- _Task brief_: Since pictures do not belong in the copy, please repeat every record below exactly without them.
----- Provided information -----
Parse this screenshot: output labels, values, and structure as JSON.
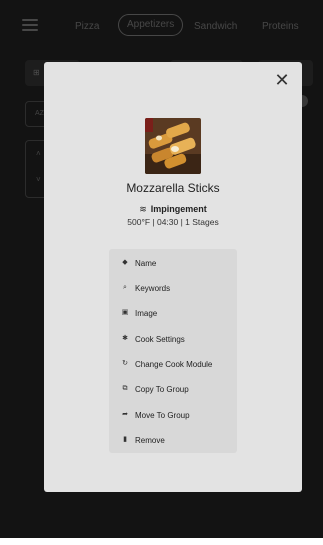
{
  "tabs": [
    {
      "label": "Pizza"
    },
    {
      "label": "Appetizers"
    },
    {
      "label": "Sandwich"
    },
    {
      "label": "Proteins"
    }
  ],
  "background": {
    "az_label": "AZ"
  },
  "modal": {
    "item_name": "Mozzarella Sticks",
    "cook_method": "Impingement",
    "specs": "500°F | 04:30 | 1 Stages",
    "close_glyph": "✕"
  },
  "actions": [
    {
      "label": "Name",
      "icon": "tag-icon",
      "glyph": "◆"
    },
    {
      "label": "Keywords",
      "icon": "search-icon",
      "glyph": "⌕"
    },
    {
      "label": "Image",
      "icon": "image-icon",
      "glyph": "▣"
    },
    {
      "label": "Cook Settings",
      "icon": "gear-icon",
      "glyph": "✱"
    },
    {
      "label": "Change Cook Module",
      "icon": "refresh-icon",
      "glyph": "↻"
    },
    {
      "label": "Copy To Group",
      "icon": "copy-icon",
      "glyph": "⧉"
    },
    {
      "label": "Move To Group",
      "icon": "move-icon",
      "glyph": "➦"
    },
    {
      "label": "Remove",
      "icon": "trash-icon",
      "glyph": "▮"
    }
  ],
  "colors": {
    "background": "#1e1e1e",
    "modal": "#e3e3e3",
    "actions_panel": "#d8d8d8"
  }
}
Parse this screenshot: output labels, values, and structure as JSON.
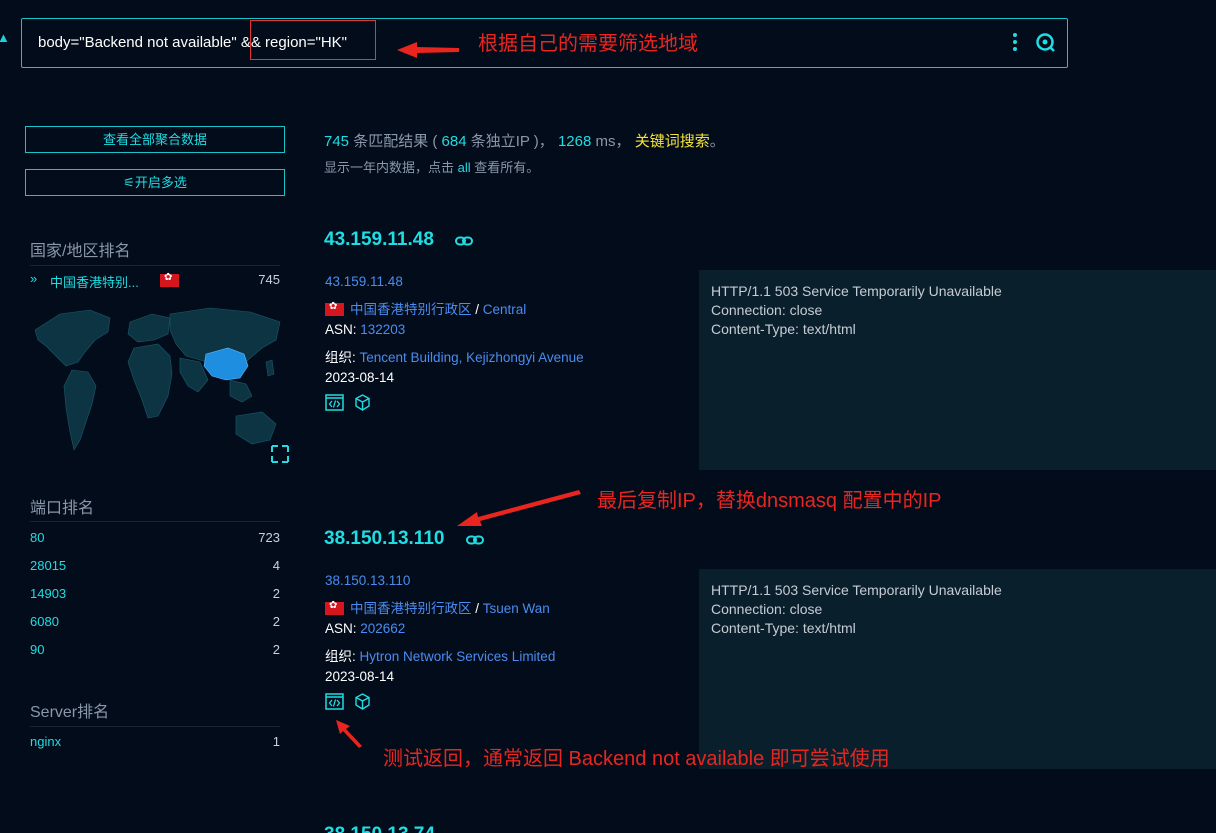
{
  "search": {
    "query": "body=\"Backend not available\" && region=\"HK\""
  },
  "annotations": {
    "filter_region": "根据自己的需要筛选地域",
    "copy_ip": "最后复制IP，替换dnsmasq 配置中的IP",
    "test_return": "测试返回，通常返回 Backend not available 即可尝试使用"
  },
  "sidebar": {
    "aggregate_button": "查看全部聚合数据",
    "multiselect_button": "⚟开启多选",
    "country_title": "国家/地区排名",
    "country_rows": [
      {
        "label": "中国香港特别...",
        "count": "745"
      }
    ],
    "port_title": "端口排名",
    "port_rows": [
      {
        "label": "80",
        "count": "723"
      },
      {
        "label": "28015",
        "count": "4"
      },
      {
        "label": "14903",
        "count": "2"
      },
      {
        "label": "6080",
        "count": "2"
      },
      {
        "label": "90",
        "count": "2"
      }
    ],
    "server_title": "Server排名",
    "server_rows": [
      {
        "label": "nginx",
        "count": "1"
      }
    ]
  },
  "summary": {
    "match_count": "745",
    "match_text": " 条匹配结果 ( ",
    "unique_ip": "684",
    "unique_text": " 条独立IP )， ",
    "ms": "1268",
    "ms_text": " ms， ",
    "keyword": "关键词搜索",
    "period": "。",
    "note_prefix": "显示一年内数据，点击 ",
    "note_all": "all",
    "note_suffix": " 查看所有。"
  },
  "results": [
    {
      "ip": "43.159.11.48",
      "ip_small": "43.159.11.48",
      "region": "中国香港特别行政区",
      "separator": " / ",
      "city": "Central",
      "asn_label": "ASN: ",
      "asn": "132203",
      "org_label": "组织: ",
      "org": "Tencent Building, Kejizhongyi Avenue",
      "date": "2023-08-14",
      "response": [
        "HTTP/1.1 503 Service Temporarily Unavailable",
        "Connection: close",
        "Content-Type: text/html"
      ]
    },
    {
      "ip": "38.150.13.110",
      "ip_small": "38.150.13.110",
      "region": "中国香港特别行政区",
      "separator": " / ",
      "city": "Tsuen Wan",
      "asn_label": "ASN: ",
      "asn": "202662",
      "org_label": "组织: ",
      "org": "Hytron Network Services Limited",
      "date": "2023-08-14",
      "response": [
        "HTTP/1.1 503 Service Temporarily Unavailable",
        "Connection: close",
        "Content-Type: text/html"
      ]
    },
    {
      "ip": "38.150.13.74"
    }
  ]
}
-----
- _Result of this exercise_:
Parse this screenshot: output labels, values, and structure as JSON.
{
  "tabs": [
    {
      "label": "Pizza"
    },
    {
      "label": "Appetizers"
    },
    {
      "label": "Sandwich"
    },
    {
      "label": "Proteins"
    }
  ],
  "background": {
    "az_label": "AZ"
  },
  "modal": {
    "item_name": "Mozzarella Sticks",
    "cook_method": "Impingement",
    "specs": "500°F | 04:30 | 1 Stages",
    "close_glyph": "✕"
  },
  "actions": [
    {
      "label": "Name",
      "icon": "tag-icon",
      "glyph": "◆"
    },
    {
      "label": "Keywords",
      "icon": "search-icon",
      "glyph": "⌕"
    },
    {
      "label": "Image",
      "icon": "image-icon",
      "glyph": "▣"
    },
    {
      "label": "Cook Settings",
      "icon": "gear-icon",
      "glyph": "✱"
    },
    {
      "label": "Change Cook Module",
      "icon": "refresh-icon",
      "glyph": "↻"
    },
    {
      "label": "Copy To Group",
      "icon": "copy-icon",
      "glyph": "⧉"
    },
    {
      "label": "Move To Group",
      "icon": "move-icon",
      "glyph": "➦"
    },
    {
      "label": "Remove",
      "icon": "trash-icon",
      "glyph": "▮"
    }
  ],
  "colors": {
    "background": "#1e1e1e",
    "modal": "#e3e3e3",
    "actions_panel": "#d8d8d8"
  }
}
Parse this screenshot: output labels, values, and structure as JSON.
{
  "search": {
    "query": "body=\"Backend not available\" && region=\"HK\""
  },
  "annotations": {
    "filter_region": "根据自己的需要筛选地域",
    "copy_ip": "最后复制IP，替换dnsmasq 配置中的IP",
    "test_return": "测试返回，通常返回 Backend not available 即可尝试使用"
  },
  "sidebar": {
    "aggregate_button": "查看全部聚合数据",
    "multiselect_button": "⚟开启多选",
    "country_title": "国家/地区排名",
    "country_rows": [
      {
        "label": "中国香港特别...",
        "count": "745"
      }
    ],
    "port_title": "端口排名",
    "port_rows": [
      {
        "label": "80",
        "count": "723"
      },
      {
        "label": "28015",
        "count": "4"
      },
      {
        "label": "14903",
        "count": "2"
      },
      {
        "label": "6080",
        "count": "2"
      },
      {
        "label": "90",
        "count": "2"
      }
    ],
    "server_title": "Server排名",
    "server_rows": [
      {
        "label": "nginx",
        "count": "1"
      }
    ]
  },
  "summary": {
    "match_count": "745",
    "match_text": " 条匹配结果 ( ",
    "unique_ip": "684",
    "unique_text": " 条独立IP )， ",
    "ms": "1268",
    "ms_text": " ms， ",
    "keyword": "关键词搜索",
    "period": "。",
    "note_prefix": "显示一年内数据，点击 ",
    "note_all": "all",
    "note_suffix": " 查看所有。"
  },
  "results": [
    {
      "ip": "43.159.11.48",
      "ip_small": "43.159.11.48",
      "region": "中国香港特别行政区",
      "separator": " / ",
      "city": "Central",
      "asn_label": "ASN: ",
      "asn": "132203",
      "org_label": "组织: ",
      "org": "Tencent Building, Kejizhongyi Avenue",
      "date": "2023-08-14",
      "response": [
        "HTTP/1.1 503 Service Temporarily Unavailable",
        "Connection: close",
        "Content-Type: text/html"
      ]
    },
    {
      "ip": "38.150.13.110",
      "ip_small": "38.150.13.110",
      "region": "中国香港特别行政区",
      "separator": " / ",
      "city": "Tsuen Wan",
      "asn_label": "ASN: ",
      "asn": "202662",
      "org_label": "组织: ",
      "org": "Hytron Network Services Limited",
      "date": "2023-08-14",
      "response": [
        "HTTP/1.1 503 Service Temporarily Unavailable",
        "Connection: close",
        "Content-Type: text/html"
      ]
    },
    {
      "ip": "38.150.13.74"
    }
  ]
}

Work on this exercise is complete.